[[ Provided records, beginning ]]
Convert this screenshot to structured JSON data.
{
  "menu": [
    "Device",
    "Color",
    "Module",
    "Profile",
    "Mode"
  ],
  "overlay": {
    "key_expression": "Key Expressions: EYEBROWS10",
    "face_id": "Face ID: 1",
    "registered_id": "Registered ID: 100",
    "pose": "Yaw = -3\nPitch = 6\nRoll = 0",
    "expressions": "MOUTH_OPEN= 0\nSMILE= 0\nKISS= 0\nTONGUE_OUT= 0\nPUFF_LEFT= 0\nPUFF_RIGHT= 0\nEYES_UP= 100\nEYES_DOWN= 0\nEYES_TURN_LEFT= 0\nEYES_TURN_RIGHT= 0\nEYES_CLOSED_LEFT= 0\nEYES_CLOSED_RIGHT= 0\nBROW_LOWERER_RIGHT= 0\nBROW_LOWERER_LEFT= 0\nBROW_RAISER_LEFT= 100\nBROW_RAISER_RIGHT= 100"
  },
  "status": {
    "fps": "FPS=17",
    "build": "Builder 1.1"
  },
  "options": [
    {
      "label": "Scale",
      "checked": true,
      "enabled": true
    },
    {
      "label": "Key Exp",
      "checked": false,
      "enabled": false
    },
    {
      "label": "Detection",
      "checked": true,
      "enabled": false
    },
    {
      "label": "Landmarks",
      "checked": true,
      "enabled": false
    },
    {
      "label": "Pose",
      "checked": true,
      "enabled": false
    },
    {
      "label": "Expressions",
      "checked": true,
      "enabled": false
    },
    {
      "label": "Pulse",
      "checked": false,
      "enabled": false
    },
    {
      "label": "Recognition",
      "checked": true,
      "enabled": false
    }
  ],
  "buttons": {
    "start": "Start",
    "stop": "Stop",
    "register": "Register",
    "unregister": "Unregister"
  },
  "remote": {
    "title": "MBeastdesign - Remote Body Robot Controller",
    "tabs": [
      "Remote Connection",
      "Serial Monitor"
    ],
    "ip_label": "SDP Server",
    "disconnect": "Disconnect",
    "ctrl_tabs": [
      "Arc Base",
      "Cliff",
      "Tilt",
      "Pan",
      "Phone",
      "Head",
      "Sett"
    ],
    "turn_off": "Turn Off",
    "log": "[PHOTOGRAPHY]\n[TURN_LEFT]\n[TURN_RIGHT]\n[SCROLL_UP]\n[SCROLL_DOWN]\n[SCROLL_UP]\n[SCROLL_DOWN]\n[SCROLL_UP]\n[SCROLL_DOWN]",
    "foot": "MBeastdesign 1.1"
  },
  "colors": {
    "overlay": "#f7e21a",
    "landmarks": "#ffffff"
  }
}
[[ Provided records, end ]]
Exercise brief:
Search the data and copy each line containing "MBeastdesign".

Task output:
    "title": "MBeastdesign - Remote Body Robot Controller",
    "foot": "MBeastdesign 1.1"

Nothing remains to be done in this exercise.